    1. Thank you Paul I am just wading through all the spam now! I can see the place for a long spear in combat as well as a short spear and I think this likely varied according to horses, terrain etc…the Macedonians certainly used a very long spear as did the Swiss Pikemen…I can also see pointing the spear down as the only way to get into the throat of the adversary! your book sounds good–

    2. understood Paul–and if I have more time to study I may indeed re-evaluate my opinion…appreciate your work and what you say…
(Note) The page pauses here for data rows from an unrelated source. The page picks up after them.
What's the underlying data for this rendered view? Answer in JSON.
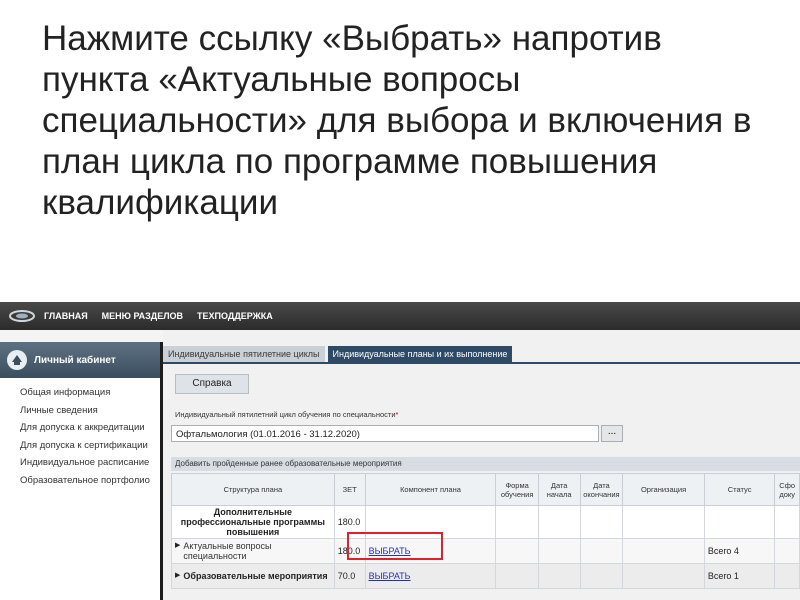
{
  "slide": {
    "title": "Нажмите ссылку «Выбрать» напротив пункта «Актуальные вопросы специальности» для выбора и включения в план цикла по программе повышения квалификации"
  },
  "topnav": {
    "items": [
      "ГЛАВНАЯ",
      "МЕНЮ РАЗДЕЛОВ",
      "ТЕХПОДДЕРЖКА"
    ]
  },
  "sidebar": {
    "header": "Личный кабинет",
    "items": [
      "Общая информация",
      "Личные сведения",
      "Для допуска к аккредитации",
      "Для допуска к сертификации",
      "Индивидуальное расписание",
      "Образовательное портфолио"
    ]
  },
  "tabs": [
    {
      "label": "Индивидуальные пятилетние циклы",
      "active": false
    },
    {
      "label": "Индивидуальные планы и их выполнение",
      "active": true
    }
  ],
  "help_button": "Справка",
  "cycle": {
    "label": "Индивидуальный пятилетний цикл обучения по специальности",
    "required_mark": "*",
    "value": "Офтальмология (01.01.2016 - 31.12.2020)",
    "picker": "..."
  },
  "section_title": "Добавить пройденные ранее образовательные мероприятия",
  "table": {
    "headers": [
      "Структура плана",
      "ЗЕТ",
      "Компонент плана",
      "Форма обучения",
      "Дата начала",
      "Дата окончания",
      "Организация",
      "Статус",
      "Сфо доку"
    ],
    "rows": [
      {
        "name": "Дополнительные профессиональные программы повышения",
        "zet": "180.0",
        "component": "",
        "status": ""
      },
      {
        "name": "Актуальные вопросы специальности",
        "zet": "180.0",
        "component": "ВЫБРАТЬ",
        "status": "Всего 4"
      },
      {
        "name": "Образовательные мероприятия",
        "zet": "70.0",
        "component": "ВЫБРАТЬ",
        "status": "Всего 1"
      }
    ]
  },
  "colors": {
    "highlight": "#e0202a",
    "link": "#2431b5",
    "active_tab": "#2f4a66"
  }
}
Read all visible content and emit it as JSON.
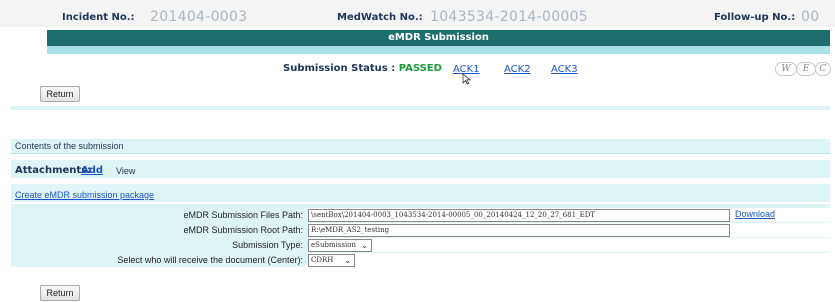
{
  "header": {
    "incident_label": "Incident No.:",
    "incident_value": "201404-0003",
    "medwatch_label": "MedWatch No.:",
    "medwatch_value": "1043534-2014-00005",
    "followup_label": "Follow-up No.:",
    "followup_value": "00"
  },
  "title": "eMDR Submission",
  "submission": {
    "status_label": "Submission Status :",
    "status_value": "PASSED",
    "acks": [
      "ACK1",
      "ACK2",
      "ACK3"
    ]
  },
  "corner_buttons": [
    "W",
    "E",
    "C"
  ],
  "buttons": {
    "return_top": "Return",
    "return_bottom": "Return"
  },
  "contents_heading": "Contents of the submission",
  "attachments": {
    "label": "Attachments:",
    "add": "Add",
    "view": "View"
  },
  "create_link": "Create eMDR submission package",
  "form": {
    "files_path_label": "eMDR Submission Files Path:",
    "files_path_value": "\\sentBox\\201404-0003_1043534-2014-00005_00_20140424_12_20_27_681_EDT",
    "download": "Download",
    "root_path_label": "eMDR Submission Root Path:",
    "root_path_value": "R:\\eMDR_AS2_testing",
    "type_label": "Submission Type:",
    "type_value": "eSubmission",
    "center_label": "Select who will receive the document (Center):",
    "center_value": "CDRH"
  },
  "colors": {
    "title_bar": "#1e6f6b",
    "panel_bg": "#dff4f6",
    "link": "#1a55c8",
    "status_passed": "#1a9a3a"
  }
}
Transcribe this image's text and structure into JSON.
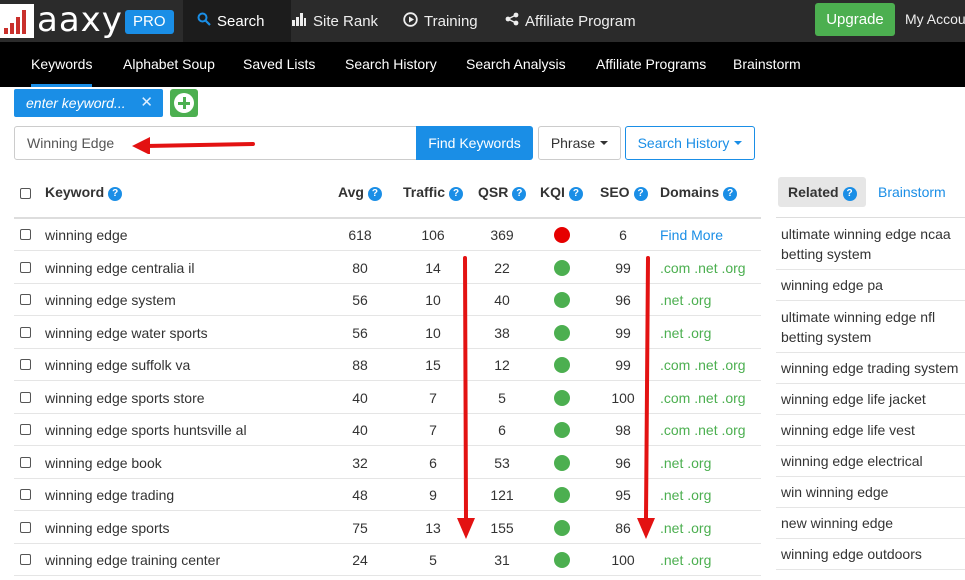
{
  "brand": {
    "logo_text": "aaxy",
    "pro_badge": "PRO"
  },
  "topnav": {
    "search": "Search",
    "site_rank": "Site Rank",
    "training": "Training",
    "affiliate": "Affiliate Program",
    "upgrade": "Upgrade",
    "my_account": "My Accou"
  },
  "subnav": [
    "Keywords",
    "Alphabet Soup",
    "Saved Lists",
    "Search History",
    "Search Analysis",
    "Affiliate Programs",
    "Brainstorm"
  ],
  "chip": {
    "placeholder": "enter keyword...",
    "close": "✕"
  },
  "search": {
    "value": "Winning Edge",
    "find_button": "Find Keywords",
    "phrase_button": "Phrase",
    "history_button": "Search History"
  },
  "table": {
    "headers": {
      "keyword": "Keyword",
      "avg": "Avg",
      "traffic": "Traffic",
      "qsr": "QSR",
      "kqi": "KQI",
      "seo": "SEO",
      "domains": "Domains"
    },
    "rows": [
      {
        "keyword": "winning edge",
        "avg": "618",
        "traffic": "106",
        "qsr": "369",
        "kqi": "red",
        "seo": "6",
        "domains": "Find More"
      },
      {
        "keyword": "winning edge centralia il",
        "avg": "80",
        "traffic": "14",
        "qsr": "22",
        "kqi": "green",
        "seo": "99",
        "domains": ".com .net .org"
      },
      {
        "keyword": "winning edge system",
        "avg": "56",
        "traffic": "10",
        "qsr": "40",
        "kqi": "green",
        "seo": "96",
        "domains": ".net .org"
      },
      {
        "keyword": "winning edge water sports",
        "avg": "56",
        "traffic": "10",
        "qsr": "38",
        "kqi": "green",
        "seo": "99",
        "domains": ".net .org"
      },
      {
        "keyword": "winning edge suffolk va",
        "avg": "88",
        "traffic": "15",
        "qsr": "12",
        "kqi": "green",
        "seo": "99",
        "domains": ".com .net .org"
      },
      {
        "keyword": "winning edge sports store",
        "avg": "40",
        "traffic": "7",
        "qsr": "5",
        "kqi": "green",
        "seo": "100",
        "domains": ".com .net .org"
      },
      {
        "keyword": "winning edge sports huntsville al",
        "avg": "40",
        "traffic": "7",
        "qsr": "6",
        "kqi": "green",
        "seo": "98",
        "domains": ".com .net .org"
      },
      {
        "keyword": "winning edge book",
        "avg": "32",
        "traffic": "6",
        "qsr": "53",
        "kqi": "green",
        "seo": "96",
        "domains": ".net .org"
      },
      {
        "keyword": "winning edge trading",
        "avg": "48",
        "traffic": "9",
        "qsr": "121",
        "kqi": "green",
        "seo": "95",
        "domains": ".net .org"
      },
      {
        "keyword": "winning edge sports",
        "avg": "75",
        "traffic": "13",
        "qsr": "155",
        "kqi": "green",
        "seo": "86",
        "domains": ".net .org"
      },
      {
        "keyword": "winning edge training center",
        "avg": "24",
        "traffic": "5",
        "qsr": "31",
        "kqi": "green",
        "seo": "100",
        "domains": ".net .org"
      }
    ]
  },
  "related": {
    "tab_related": "Related",
    "tab_brainstorm": "Brainstorm",
    "items": [
      "ultimate winning edge ncaa betting system",
      "winning edge pa",
      "ultimate winning edge nfl betting system",
      "winning edge trading system",
      "winning edge life jacket",
      "winning edge life vest",
      "winning edge electrical",
      "win winning edge",
      "new winning edge",
      "winning edge outdoors"
    ]
  },
  "colors": {
    "accent": "#1a8ee6",
    "green": "#4caf50",
    "red": "#e60000",
    "annotation_arrow": "#e31212"
  }
}
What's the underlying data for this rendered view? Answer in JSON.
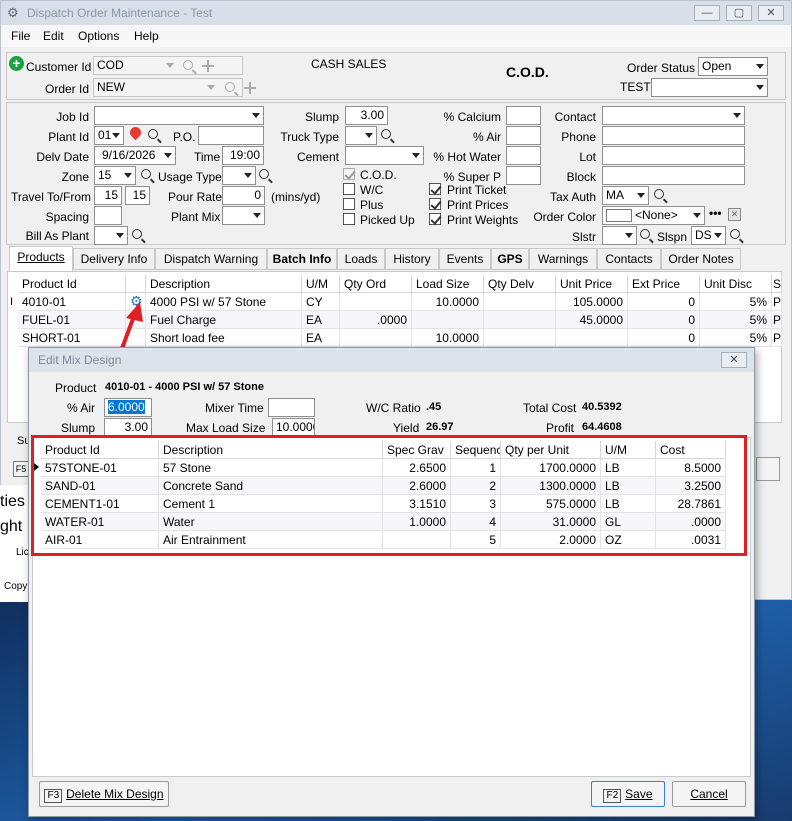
{
  "window": {
    "title": "Dispatch Order Maintenance - Test",
    "min": "—",
    "max": "▢",
    "close": "✕"
  },
  "menu": [
    "File",
    "Edit",
    "Options",
    "Help"
  ],
  "header": {
    "customer_label": "Customer Id",
    "customer_value": "COD",
    "customer_name": "CASH SALES",
    "cod_text": "C.O.D.",
    "order_label": "Order Id",
    "order_value": "NEW",
    "order_status_label": "Order Status",
    "order_status_value": "Open",
    "test_label": "TEST",
    "test_value": ""
  },
  "form": {
    "job_id": {
      "label": "Job Id",
      "value": ""
    },
    "plant_id": {
      "label": "Plant Id",
      "value": "01"
    },
    "po": {
      "label": "P.O.",
      "value": ""
    },
    "delv_date": {
      "label": "Delv Date",
      "value": "9/16/2026"
    },
    "time": {
      "label": "Time",
      "value": "19:00"
    },
    "zone": {
      "label": "Zone",
      "value": "15"
    },
    "usage_type": {
      "label": "Usage Type",
      "value": ""
    },
    "travel": {
      "label": "Travel To/From",
      "to": "15",
      "from": "15"
    },
    "pour_rate": {
      "label": "Pour Rate",
      "value": "0",
      "unit": "(mins/yd)"
    },
    "spacing": {
      "label": "Spacing",
      "value": ""
    },
    "plant_mix": {
      "label": "Plant Mix",
      "value": ""
    },
    "bill_as_plant": {
      "label": "Bill As Plant",
      "value": ""
    },
    "slump": {
      "label": "Slump",
      "value": "3.00"
    },
    "truck_type": {
      "label": "Truck Type",
      "value": ""
    },
    "cement": {
      "label": "Cement",
      "value": ""
    },
    "checks": {
      "cod": "C.O.D.",
      "wc": "W/C",
      "plus": "Plus",
      "picked_up": "Picked Up",
      "print_ticket": "Print Ticket",
      "print_prices": "Print Prices",
      "print_weights": "Print Weights"
    },
    "calcium": {
      "label": "% Calcium",
      "value": ""
    },
    "air": {
      "label": "% Air",
      "value": ""
    },
    "hot_water": {
      "label": "% Hot Water",
      "value": ""
    },
    "super_p": {
      "label": "% Super P",
      "value": ""
    },
    "contact": {
      "label": "Contact",
      "value": ""
    },
    "phone": {
      "label": "Phone",
      "value": ""
    },
    "lot": {
      "label": "Lot",
      "value": ""
    },
    "block": {
      "label": "Block",
      "value": ""
    },
    "tax_auth": {
      "label": "Tax Auth",
      "value": "MA"
    },
    "order_color": {
      "label": "Order Color",
      "value": "<None>"
    },
    "slstr": {
      "label": "Slstr",
      "value": ""
    },
    "slspn": {
      "label": "Slspn",
      "value": "DS"
    }
  },
  "tabs": [
    "Products",
    "Delivery Info",
    "Dispatch Warning",
    "Batch Info",
    "Loads",
    "History",
    "Events",
    "GPS",
    "Warnings",
    "Contacts",
    "Order Notes"
  ],
  "products": {
    "columns": [
      "Product Id",
      "",
      "Description",
      "U/M",
      "Qty Ord",
      "Load Size",
      "Qty Delv",
      "Unit Price",
      "Ext Price",
      "Unit Disc",
      "Sı"
    ],
    "rows": [
      [
        "4010-01",
        "",
        "4000 PSI w/ 57 Stone",
        "CY",
        "",
        "10.0000",
        "",
        "105.0000",
        "0",
        "5%",
        "P"
      ],
      [
        "FUEL-01",
        "",
        "Fuel Charge",
        "EA",
        ".0000",
        "",
        "",
        "45.0000",
        "0",
        "5%",
        "P"
      ],
      [
        "SHORT-01",
        "",
        "Short load fee",
        "EA",
        "",
        "10.0000",
        "",
        "",
        "0",
        "5%",
        "P"
      ]
    ]
  },
  "behind": {
    "su": "Su",
    "f5": "F5",
    "ties": "ties",
    "ght": "ght",
    "lic": "Lic",
    "copy": "Copy"
  },
  "dialog": {
    "title": "Edit Mix Design",
    "product_label": "Product",
    "product_value": "4010-01 - 4000 PSI w/ 57 Stone",
    "air_label": "% Air",
    "air_value": "6.0000",
    "mixer_time_label": "Mixer Time",
    "mixer_time_value": "",
    "wc_label": "W/C Ratio",
    "wc_value": ".45",
    "total_cost_label": "Total Cost",
    "total_cost_value": "40.5392",
    "slump_label": "Slump",
    "slump_value": "3.00",
    "max_load_label": "Max Load Size",
    "max_load_value": "10.0000",
    "yield_label": "Yield",
    "yield_value": "26.97",
    "profit_label": "Profit",
    "profit_value": "64.4608",
    "columns": [
      "Product Id",
      "Description",
      "Spec Grav",
      "Sequenc",
      "Qty per Unit",
      "U/M",
      "Cost"
    ],
    "rows": [
      [
        "57STONE-01",
        "57 Stone",
        "2.6500",
        "1",
        "1700.0000",
        "LB",
        "8.5000"
      ],
      [
        "SAND-01",
        "Concrete Sand",
        "2.6000",
        "2",
        "1300.0000",
        "LB",
        "3.2500"
      ],
      [
        "CEMENT1-01",
        "Cement 1",
        "3.1510",
        "3",
        "575.0000",
        "LB",
        "28.7861"
      ],
      [
        "WATER-01",
        "Water",
        "1.0000",
        "4",
        "31.0000",
        "GL",
        ".0000"
      ],
      [
        "AIR-01",
        "Air Entrainment",
        "",
        "5",
        "2.0000",
        "OZ",
        ".0031"
      ]
    ],
    "delete_key": "F3",
    "delete_label": "Delete Mix Design",
    "save_key": "F2",
    "save_label": "Save",
    "cancel_label": "Cancel",
    "close": "✕"
  },
  "colors": {
    "accent_red": "#e02020",
    "gear_blue": "#1f77d0",
    "pin_red": "#e53935",
    "add_green": "#17a340"
  }
}
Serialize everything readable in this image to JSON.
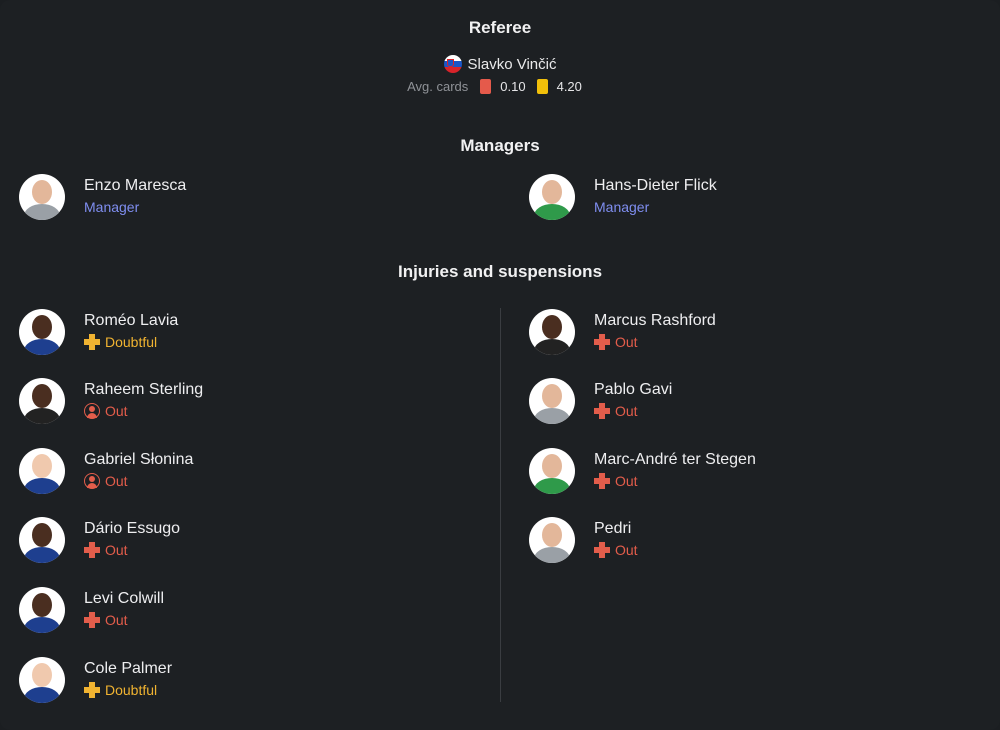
{
  "referee": {
    "heading": "Referee",
    "name": "Slavko Vinčić",
    "avg_label": "Avg. cards",
    "red_avg": "0.10",
    "yellow_avg": "4.20"
  },
  "managers": {
    "heading": "Managers",
    "home": {
      "name": "Enzo Maresca",
      "role": "Manager"
    },
    "away": {
      "name": "Hans-Dieter Flick",
      "role": "Manager"
    }
  },
  "injuries": {
    "heading": "Injuries and suspensions",
    "home": [
      {
        "name": "Roméo Lavia",
        "status": "Doubtful",
        "icon": "injury-icon"
      },
      {
        "name": "Raheem Sterling",
        "status": "Out",
        "icon": "suspension-icon"
      },
      {
        "name": "Gabriel Słonina",
        "status": "Out",
        "icon": "suspension-icon"
      },
      {
        "name": "Dário Essugo",
        "status": "Out",
        "icon": "injury-icon"
      },
      {
        "name": "Levi Colwill",
        "status": "Out",
        "icon": "injury-icon"
      },
      {
        "name": "Cole Palmer",
        "status": "Doubtful",
        "icon": "injury-icon"
      }
    ],
    "away": [
      {
        "name": "Marcus Rashford",
        "status": "Out",
        "icon": "injury-icon"
      },
      {
        "name": "Pablo Gavi",
        "status": "Out",
        "icon": "injury-icon"
      },
      {
        "name": "Marc-André ter Stegen",
        "status": "Out",
        "icon": "injury-icon"
      },
      {
        "name": "Pedri",
        "status": "Out",
        "icon": "injury-icon"
      }
    ]
  },
  "colors": {
    "out": "#e35d4b",
    "doubtful": "#f0b331",
    "manager_role": "#7f8ef0",
    "red_card": "#e55a4b",
    "yellow_card": "#f2c00a"
  }
}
    3. My take is that all spears are war spears. Most, not all of the Greek Bas reliefs and art show a spear about five feet in length and one about seven and a half feet. That may or may not be what you mean by MUCH longer? Whereas I believe the longer spear was likely thrown (certainly at not more than seven feet) it certainly did not HAVE to be thrown and to my mind, either spear could be used along the battle line. If the equipment was of a mass standard then I think the main point was that an efficient line used spears of the same length and this accommodated group formation work. The main thing is that an agreed upon length and application allowed clear movement on the field. As regards why the spears are pointing down – it is simply because that is where the enemies throats were. And getting through their helmets was difficult. Certainly the shields were locked via their overlapping edges and ropes as the texts state; one could not spear from the side of the shield (unless they were cut out as used by the Amazons)…and it was near to impossible to spear the feet of the enemy underneath the shields as they wore bronze shin guards and the shields edge covered below the knee…of course all of this is time dependent and depends on which size shield you are using and what weight armor, grieves etc, regional differences in equipment due to access and time as well…from 12-800 B.C.E. allowed for all sorts of variations to appear and disappear…